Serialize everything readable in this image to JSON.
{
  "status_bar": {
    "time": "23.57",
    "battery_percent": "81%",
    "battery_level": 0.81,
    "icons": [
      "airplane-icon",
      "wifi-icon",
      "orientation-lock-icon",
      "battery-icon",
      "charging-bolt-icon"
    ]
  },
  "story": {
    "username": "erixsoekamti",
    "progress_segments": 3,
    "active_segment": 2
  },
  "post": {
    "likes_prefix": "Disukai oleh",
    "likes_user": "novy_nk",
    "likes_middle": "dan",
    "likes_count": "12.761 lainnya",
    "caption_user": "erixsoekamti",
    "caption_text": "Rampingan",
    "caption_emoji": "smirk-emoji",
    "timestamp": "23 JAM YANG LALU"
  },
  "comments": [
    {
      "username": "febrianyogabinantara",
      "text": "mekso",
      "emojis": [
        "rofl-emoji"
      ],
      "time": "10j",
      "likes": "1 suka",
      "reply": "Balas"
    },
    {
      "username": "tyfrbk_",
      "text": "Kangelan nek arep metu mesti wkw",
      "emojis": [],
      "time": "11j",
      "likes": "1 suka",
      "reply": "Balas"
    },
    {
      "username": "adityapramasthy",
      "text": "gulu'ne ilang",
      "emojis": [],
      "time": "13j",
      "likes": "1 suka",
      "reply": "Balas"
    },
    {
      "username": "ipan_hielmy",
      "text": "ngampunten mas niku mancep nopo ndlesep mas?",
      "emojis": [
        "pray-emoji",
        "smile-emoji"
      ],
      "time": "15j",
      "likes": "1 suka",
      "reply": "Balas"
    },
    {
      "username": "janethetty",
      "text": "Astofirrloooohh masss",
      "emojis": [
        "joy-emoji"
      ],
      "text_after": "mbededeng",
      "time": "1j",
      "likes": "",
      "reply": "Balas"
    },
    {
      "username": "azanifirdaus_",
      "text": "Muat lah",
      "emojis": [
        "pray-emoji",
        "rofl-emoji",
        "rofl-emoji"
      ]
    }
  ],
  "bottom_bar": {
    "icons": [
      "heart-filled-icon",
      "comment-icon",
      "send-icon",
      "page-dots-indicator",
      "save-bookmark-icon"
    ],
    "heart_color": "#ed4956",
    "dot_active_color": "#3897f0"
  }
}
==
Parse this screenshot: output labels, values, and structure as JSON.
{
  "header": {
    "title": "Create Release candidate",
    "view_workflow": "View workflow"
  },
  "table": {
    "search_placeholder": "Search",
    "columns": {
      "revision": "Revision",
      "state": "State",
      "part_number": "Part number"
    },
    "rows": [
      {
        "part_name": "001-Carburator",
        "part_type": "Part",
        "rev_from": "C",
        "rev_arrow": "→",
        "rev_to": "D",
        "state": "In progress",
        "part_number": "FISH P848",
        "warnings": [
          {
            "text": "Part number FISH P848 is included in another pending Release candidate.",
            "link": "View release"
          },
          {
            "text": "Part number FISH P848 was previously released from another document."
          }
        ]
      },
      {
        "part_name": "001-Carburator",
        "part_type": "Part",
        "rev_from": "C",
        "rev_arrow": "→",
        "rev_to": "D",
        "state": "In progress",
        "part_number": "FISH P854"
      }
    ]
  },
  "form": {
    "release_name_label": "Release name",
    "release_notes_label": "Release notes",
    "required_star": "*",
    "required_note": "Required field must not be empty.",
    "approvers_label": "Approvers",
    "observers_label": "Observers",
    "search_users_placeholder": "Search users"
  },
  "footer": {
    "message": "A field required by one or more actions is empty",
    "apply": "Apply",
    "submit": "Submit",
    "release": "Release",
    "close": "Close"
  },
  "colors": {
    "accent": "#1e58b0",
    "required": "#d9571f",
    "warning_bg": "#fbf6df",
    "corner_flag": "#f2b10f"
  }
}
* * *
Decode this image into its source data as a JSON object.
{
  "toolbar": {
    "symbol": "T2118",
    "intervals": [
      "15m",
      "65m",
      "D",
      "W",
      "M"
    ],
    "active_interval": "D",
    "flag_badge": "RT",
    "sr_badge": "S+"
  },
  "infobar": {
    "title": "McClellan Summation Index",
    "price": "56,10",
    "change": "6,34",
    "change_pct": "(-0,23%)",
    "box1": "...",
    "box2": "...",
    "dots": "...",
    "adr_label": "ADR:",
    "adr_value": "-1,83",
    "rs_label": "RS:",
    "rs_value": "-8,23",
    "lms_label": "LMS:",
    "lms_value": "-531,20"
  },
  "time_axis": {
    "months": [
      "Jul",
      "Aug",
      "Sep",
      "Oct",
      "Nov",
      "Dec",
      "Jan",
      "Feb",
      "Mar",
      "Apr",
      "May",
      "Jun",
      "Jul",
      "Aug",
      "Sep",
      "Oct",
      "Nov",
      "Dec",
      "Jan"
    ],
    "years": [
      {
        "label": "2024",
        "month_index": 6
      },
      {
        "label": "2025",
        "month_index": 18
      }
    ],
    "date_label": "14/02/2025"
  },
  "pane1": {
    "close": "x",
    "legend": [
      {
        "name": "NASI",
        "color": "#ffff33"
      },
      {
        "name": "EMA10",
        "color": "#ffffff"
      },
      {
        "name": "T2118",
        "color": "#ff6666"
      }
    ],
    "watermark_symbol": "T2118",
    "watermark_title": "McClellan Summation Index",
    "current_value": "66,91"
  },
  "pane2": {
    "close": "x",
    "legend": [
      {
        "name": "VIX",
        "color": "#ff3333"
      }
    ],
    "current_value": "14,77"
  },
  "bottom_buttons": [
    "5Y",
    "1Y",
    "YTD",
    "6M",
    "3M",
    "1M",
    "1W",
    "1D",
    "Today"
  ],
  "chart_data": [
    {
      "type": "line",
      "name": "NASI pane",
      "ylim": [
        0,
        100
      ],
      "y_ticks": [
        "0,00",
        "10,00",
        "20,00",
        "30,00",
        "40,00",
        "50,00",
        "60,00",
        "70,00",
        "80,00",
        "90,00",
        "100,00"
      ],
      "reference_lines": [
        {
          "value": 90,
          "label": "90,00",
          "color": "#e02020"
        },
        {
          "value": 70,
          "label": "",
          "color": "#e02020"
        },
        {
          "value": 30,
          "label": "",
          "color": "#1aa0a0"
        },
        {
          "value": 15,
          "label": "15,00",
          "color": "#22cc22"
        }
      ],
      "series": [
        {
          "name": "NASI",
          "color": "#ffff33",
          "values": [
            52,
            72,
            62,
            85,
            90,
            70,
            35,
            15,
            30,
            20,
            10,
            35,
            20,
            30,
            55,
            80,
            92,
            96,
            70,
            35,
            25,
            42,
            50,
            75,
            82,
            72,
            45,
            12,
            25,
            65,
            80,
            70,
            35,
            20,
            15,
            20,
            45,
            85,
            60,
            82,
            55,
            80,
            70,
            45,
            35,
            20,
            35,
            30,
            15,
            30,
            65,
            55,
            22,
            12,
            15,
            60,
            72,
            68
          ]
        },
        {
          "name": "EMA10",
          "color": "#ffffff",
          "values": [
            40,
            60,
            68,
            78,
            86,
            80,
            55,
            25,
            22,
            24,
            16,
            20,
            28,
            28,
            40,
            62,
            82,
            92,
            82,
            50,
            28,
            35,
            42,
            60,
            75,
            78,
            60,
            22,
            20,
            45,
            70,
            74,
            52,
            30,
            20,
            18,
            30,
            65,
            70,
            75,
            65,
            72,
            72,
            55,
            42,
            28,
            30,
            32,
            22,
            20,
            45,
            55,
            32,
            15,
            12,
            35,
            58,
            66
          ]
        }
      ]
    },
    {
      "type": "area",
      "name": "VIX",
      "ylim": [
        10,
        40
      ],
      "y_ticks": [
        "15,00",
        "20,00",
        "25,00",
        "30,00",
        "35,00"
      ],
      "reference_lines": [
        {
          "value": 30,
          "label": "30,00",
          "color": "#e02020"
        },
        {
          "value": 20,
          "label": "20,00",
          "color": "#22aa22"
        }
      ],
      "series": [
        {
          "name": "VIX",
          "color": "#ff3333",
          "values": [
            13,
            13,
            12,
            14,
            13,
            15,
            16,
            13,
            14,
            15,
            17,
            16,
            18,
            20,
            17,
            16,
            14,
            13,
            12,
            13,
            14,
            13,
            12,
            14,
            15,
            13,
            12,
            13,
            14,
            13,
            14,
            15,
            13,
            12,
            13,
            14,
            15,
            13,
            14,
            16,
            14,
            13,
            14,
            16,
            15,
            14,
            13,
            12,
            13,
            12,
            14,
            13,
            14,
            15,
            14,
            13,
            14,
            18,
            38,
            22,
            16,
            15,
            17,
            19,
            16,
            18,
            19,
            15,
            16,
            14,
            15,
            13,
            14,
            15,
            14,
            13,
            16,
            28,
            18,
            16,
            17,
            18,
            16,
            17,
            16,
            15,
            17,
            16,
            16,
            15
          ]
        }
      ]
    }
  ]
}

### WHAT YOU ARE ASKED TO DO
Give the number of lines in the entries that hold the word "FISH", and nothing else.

### ANSWER BOX
4